===== SUPPLIED DATA =====

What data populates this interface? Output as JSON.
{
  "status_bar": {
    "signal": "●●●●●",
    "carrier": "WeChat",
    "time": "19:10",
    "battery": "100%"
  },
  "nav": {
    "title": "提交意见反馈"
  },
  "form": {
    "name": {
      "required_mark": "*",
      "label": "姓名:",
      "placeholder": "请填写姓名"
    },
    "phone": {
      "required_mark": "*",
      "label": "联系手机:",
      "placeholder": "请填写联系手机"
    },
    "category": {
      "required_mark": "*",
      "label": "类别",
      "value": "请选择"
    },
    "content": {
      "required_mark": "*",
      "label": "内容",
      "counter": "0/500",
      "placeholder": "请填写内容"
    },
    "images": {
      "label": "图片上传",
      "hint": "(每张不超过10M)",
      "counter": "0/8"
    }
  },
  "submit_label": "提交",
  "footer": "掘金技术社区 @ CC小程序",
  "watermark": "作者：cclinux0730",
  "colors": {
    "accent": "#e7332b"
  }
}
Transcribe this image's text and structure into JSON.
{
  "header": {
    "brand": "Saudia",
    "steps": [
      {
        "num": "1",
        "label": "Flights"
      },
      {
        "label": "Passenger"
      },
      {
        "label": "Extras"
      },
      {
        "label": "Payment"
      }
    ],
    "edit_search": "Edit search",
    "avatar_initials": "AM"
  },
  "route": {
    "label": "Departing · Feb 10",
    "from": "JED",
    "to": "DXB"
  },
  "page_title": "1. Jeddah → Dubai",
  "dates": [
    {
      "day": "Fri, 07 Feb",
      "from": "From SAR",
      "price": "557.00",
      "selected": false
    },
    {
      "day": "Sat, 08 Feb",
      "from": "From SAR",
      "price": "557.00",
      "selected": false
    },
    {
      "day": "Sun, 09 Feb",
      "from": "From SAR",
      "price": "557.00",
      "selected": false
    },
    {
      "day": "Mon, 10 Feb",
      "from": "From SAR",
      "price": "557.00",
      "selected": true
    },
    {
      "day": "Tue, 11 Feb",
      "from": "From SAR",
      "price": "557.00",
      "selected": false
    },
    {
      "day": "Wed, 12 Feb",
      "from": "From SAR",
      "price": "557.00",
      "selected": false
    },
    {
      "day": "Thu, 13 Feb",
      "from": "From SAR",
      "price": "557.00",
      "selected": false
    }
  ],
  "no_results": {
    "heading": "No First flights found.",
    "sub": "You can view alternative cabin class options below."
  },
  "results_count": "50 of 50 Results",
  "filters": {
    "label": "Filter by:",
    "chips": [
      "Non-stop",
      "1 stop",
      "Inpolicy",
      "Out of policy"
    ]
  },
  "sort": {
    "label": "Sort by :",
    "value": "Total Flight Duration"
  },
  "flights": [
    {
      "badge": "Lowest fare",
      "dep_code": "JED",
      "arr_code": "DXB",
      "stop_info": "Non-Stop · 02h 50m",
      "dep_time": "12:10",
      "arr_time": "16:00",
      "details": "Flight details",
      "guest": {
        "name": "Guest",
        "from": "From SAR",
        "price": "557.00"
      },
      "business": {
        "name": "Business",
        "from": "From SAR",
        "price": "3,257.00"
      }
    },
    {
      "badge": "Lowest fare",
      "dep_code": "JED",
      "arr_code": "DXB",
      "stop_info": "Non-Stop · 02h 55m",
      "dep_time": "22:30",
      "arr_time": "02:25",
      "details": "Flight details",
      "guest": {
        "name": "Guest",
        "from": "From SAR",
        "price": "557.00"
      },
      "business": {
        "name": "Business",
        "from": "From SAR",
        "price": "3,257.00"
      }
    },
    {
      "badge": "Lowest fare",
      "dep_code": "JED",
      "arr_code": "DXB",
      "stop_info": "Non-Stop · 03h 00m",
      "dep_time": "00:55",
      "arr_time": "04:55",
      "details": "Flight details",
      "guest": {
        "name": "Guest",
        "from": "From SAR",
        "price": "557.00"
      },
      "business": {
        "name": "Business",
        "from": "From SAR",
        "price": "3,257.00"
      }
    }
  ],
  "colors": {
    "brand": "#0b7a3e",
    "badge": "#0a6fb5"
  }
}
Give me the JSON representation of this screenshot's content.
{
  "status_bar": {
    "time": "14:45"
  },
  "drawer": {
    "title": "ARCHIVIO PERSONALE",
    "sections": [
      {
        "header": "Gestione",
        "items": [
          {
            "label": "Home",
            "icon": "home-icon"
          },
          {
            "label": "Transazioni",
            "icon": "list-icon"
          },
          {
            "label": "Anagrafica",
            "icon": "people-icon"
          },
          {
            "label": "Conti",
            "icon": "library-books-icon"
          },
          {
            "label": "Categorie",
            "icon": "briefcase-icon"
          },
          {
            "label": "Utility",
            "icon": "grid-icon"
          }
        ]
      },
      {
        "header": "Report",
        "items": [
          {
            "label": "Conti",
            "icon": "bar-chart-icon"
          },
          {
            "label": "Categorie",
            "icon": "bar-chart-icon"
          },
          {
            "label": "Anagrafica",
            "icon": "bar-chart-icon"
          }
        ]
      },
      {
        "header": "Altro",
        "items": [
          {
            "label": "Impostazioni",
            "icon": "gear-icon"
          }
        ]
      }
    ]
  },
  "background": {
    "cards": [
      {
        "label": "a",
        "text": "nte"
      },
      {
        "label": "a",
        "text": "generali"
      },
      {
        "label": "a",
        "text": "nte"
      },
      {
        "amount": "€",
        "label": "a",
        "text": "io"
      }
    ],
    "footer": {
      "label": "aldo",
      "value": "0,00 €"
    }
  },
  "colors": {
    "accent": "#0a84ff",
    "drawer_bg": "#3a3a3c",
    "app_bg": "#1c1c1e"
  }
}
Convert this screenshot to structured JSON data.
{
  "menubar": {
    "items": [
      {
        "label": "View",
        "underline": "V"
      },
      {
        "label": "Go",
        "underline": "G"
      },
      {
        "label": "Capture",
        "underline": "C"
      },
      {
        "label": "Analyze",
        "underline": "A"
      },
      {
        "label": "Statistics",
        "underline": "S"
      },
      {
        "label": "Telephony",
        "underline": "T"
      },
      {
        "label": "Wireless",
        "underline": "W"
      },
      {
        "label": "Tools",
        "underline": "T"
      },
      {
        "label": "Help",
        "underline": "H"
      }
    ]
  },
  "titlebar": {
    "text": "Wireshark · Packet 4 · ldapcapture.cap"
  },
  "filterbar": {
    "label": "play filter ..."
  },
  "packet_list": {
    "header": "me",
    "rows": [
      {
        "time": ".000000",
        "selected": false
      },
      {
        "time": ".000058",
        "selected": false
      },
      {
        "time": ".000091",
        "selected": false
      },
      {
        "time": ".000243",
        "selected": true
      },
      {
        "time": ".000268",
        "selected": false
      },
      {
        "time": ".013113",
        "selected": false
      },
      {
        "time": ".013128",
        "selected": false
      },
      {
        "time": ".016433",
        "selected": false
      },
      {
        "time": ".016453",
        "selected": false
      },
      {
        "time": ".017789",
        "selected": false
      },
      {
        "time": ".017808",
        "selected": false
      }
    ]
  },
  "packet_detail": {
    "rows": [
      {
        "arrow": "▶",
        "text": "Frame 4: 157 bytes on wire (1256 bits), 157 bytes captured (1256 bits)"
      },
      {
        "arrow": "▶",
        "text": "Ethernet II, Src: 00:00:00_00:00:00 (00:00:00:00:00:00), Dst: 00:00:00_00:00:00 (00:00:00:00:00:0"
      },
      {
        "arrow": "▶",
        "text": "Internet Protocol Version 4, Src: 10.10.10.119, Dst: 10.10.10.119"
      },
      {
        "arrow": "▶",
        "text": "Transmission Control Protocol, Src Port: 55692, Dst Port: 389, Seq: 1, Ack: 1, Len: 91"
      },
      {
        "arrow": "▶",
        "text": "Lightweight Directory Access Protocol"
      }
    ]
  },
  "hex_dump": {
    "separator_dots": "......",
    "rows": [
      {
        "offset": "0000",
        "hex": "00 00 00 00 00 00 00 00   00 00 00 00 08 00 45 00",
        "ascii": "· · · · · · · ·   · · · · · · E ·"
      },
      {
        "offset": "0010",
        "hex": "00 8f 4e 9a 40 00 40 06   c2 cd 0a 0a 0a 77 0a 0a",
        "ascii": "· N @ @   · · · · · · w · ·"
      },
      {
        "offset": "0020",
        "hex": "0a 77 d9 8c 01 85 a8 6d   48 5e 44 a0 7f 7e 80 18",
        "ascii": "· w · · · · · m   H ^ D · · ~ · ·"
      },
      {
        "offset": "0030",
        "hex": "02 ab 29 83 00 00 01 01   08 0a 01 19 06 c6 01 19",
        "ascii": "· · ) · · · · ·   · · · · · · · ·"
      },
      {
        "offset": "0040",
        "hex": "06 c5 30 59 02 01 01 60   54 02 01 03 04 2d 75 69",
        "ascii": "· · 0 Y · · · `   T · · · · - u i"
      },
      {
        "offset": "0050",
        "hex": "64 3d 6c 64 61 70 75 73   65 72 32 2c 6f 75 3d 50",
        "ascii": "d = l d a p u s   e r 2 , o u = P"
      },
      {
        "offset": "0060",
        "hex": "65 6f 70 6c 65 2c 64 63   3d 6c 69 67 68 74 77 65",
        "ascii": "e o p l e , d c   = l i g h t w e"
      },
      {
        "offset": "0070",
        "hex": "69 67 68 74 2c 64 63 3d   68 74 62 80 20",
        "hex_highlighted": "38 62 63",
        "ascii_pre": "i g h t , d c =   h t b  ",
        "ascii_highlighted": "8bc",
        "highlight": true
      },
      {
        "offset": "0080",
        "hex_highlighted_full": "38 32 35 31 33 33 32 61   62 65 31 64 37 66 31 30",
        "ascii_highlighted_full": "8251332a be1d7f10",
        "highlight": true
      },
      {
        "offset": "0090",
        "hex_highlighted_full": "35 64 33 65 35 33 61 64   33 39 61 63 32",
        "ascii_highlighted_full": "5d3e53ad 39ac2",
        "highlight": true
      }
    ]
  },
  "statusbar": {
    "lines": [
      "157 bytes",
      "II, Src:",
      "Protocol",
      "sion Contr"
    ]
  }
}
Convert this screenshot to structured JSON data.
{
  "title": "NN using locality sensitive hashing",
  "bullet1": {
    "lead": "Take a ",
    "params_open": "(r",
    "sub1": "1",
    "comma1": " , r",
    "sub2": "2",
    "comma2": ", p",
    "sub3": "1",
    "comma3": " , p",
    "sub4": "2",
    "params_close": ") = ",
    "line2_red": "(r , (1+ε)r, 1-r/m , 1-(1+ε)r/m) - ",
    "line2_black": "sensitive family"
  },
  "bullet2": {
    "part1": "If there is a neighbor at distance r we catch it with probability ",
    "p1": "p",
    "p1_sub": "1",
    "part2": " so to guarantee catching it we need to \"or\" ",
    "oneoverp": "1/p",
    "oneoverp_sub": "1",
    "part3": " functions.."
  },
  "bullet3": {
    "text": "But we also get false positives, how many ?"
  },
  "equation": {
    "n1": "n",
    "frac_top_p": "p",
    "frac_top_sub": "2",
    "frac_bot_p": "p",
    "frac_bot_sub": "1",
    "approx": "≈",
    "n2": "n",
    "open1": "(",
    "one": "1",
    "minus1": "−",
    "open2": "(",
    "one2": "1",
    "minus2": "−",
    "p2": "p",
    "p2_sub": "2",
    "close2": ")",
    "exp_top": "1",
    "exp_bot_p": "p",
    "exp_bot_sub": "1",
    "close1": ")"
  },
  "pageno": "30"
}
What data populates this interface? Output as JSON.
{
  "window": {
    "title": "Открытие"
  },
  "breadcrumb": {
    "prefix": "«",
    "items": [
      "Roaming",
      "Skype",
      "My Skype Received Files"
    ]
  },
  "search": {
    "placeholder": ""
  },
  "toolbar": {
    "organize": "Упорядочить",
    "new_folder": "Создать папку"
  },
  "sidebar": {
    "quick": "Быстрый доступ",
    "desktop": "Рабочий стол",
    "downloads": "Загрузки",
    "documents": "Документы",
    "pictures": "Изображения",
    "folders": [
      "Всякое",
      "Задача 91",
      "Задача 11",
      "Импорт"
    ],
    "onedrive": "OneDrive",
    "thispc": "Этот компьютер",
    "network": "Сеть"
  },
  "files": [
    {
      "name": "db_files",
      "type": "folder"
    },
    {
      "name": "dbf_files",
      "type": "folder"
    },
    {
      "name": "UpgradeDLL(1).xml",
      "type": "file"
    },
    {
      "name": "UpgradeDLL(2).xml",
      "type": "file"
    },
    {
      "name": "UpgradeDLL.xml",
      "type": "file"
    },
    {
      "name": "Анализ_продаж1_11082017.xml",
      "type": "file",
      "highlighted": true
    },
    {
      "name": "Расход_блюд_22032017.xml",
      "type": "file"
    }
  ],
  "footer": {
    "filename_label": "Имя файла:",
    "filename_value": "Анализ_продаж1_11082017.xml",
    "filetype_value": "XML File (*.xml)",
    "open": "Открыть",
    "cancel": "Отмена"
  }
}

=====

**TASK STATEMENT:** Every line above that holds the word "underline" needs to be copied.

**OUTPUT:**
        "underline": "V"
        "underline": "G"
        "underline": "C"
        "underline": "A"
        "underline": "S"
        "underline": "T"
        "underline": "W"
        "underline": "T"
        "underline": "H"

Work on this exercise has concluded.